SUPPLIED RECORDS START

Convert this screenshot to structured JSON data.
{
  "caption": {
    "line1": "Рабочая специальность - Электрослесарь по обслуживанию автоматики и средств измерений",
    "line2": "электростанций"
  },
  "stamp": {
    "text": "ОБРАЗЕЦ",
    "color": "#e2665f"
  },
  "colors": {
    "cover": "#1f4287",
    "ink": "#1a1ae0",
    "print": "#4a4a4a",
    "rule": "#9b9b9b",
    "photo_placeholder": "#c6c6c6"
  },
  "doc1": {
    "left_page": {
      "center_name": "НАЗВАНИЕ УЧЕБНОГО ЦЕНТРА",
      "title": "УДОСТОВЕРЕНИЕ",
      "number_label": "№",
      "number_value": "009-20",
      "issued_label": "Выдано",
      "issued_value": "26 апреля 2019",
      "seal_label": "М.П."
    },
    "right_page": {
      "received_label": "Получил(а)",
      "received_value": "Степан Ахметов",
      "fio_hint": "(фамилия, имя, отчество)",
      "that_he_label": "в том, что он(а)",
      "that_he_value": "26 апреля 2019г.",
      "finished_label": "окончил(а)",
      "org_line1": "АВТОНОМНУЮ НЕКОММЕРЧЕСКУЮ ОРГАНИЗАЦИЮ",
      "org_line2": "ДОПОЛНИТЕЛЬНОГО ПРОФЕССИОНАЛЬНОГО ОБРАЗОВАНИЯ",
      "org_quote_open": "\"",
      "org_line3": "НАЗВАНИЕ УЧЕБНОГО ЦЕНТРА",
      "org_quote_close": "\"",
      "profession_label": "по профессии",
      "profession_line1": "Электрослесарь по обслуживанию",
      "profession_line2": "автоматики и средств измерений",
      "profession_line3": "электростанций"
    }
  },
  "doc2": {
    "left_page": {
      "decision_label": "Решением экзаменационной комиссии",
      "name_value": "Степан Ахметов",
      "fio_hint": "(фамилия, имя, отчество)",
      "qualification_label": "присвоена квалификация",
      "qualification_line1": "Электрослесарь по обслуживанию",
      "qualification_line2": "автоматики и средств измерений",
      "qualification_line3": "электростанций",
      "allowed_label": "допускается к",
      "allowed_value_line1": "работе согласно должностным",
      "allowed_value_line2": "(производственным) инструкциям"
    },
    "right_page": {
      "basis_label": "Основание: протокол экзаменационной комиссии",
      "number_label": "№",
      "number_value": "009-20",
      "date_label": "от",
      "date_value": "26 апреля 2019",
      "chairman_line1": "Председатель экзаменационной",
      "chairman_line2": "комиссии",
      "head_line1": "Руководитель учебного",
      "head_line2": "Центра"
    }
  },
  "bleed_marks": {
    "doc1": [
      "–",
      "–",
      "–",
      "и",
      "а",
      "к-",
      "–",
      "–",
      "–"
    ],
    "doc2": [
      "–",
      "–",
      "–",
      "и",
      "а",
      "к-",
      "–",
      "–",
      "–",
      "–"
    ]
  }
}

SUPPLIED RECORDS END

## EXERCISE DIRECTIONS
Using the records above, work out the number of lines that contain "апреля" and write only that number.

## WORKED SOLUTION
3